### WHAT TO WORK ON:
Show the lines of the material that contain the word "Image".

### RECORDS FOR PROCESSING:
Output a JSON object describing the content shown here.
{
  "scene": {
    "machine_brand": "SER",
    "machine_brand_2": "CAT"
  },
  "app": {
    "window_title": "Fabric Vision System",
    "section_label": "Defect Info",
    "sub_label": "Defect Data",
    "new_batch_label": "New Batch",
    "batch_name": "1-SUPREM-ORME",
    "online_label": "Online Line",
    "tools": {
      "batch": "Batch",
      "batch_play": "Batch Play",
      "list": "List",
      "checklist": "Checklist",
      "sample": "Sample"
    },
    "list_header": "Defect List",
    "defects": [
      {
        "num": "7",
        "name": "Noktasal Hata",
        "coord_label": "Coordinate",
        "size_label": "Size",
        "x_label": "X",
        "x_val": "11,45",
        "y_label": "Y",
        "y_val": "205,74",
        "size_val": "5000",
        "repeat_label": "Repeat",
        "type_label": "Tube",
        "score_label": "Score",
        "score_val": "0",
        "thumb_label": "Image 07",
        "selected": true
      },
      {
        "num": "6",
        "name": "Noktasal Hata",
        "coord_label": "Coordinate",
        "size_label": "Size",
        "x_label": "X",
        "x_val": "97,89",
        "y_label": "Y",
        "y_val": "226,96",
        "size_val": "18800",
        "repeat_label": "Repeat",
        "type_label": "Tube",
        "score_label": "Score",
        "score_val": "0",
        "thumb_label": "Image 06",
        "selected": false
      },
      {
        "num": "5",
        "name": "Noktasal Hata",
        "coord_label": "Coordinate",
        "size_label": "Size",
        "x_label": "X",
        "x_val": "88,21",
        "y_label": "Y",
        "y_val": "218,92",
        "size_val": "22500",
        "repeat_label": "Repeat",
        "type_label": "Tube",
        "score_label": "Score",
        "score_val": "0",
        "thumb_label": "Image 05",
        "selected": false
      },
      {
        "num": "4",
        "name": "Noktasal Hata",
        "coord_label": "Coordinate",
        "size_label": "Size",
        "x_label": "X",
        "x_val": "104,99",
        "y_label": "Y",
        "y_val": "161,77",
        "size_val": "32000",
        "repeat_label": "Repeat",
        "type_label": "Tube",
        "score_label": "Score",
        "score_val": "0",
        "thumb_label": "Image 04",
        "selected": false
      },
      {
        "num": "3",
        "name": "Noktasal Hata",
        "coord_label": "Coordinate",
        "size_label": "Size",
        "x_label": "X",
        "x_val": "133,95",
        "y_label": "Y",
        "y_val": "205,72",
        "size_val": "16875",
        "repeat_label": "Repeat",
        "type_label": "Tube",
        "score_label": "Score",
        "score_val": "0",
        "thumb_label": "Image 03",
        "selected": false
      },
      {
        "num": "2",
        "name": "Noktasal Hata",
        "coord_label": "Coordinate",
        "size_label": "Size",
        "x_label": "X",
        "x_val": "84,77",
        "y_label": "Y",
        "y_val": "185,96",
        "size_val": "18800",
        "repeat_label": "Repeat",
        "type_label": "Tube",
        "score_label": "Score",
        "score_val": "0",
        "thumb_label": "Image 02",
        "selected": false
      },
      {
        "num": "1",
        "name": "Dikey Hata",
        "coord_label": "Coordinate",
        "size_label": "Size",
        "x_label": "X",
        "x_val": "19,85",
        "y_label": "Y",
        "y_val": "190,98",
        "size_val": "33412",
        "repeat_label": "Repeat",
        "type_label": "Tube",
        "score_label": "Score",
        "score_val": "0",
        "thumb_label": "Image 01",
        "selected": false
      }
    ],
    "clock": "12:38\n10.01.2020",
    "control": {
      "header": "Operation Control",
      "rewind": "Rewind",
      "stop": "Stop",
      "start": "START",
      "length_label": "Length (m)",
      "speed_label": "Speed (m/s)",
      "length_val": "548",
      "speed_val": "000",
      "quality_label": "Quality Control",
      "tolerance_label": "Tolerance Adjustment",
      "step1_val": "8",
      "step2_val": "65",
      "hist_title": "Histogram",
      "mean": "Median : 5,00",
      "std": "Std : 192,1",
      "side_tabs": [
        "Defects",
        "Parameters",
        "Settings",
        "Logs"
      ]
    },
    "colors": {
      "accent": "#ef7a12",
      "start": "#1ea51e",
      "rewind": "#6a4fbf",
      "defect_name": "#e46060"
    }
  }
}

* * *

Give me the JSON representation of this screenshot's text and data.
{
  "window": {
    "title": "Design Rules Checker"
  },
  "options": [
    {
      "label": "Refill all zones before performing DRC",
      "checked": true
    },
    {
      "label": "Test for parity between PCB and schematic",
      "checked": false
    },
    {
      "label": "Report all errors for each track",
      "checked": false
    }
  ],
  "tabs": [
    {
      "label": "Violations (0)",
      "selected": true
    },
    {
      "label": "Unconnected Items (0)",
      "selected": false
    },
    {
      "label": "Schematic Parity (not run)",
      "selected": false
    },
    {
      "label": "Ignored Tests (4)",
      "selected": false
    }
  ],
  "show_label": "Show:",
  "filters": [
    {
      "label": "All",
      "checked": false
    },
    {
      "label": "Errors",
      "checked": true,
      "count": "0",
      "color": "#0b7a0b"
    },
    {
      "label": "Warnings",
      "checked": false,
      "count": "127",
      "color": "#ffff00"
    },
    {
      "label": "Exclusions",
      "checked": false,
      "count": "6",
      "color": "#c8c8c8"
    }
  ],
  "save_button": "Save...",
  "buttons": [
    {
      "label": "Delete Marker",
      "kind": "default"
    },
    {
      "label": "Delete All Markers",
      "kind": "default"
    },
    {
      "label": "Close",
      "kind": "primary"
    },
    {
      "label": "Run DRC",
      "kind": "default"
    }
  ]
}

### EXERCISE RESULT:
        "thumb_label": "Image 07",
        "thumb_label": "Image 06",
        "thumb_label": "Image 05",
        "thumb_label": "Image 04",
        "thumb_label": "Image 03",
        "thumb_label": "Image 02",
        "thumb_label": "Image 01",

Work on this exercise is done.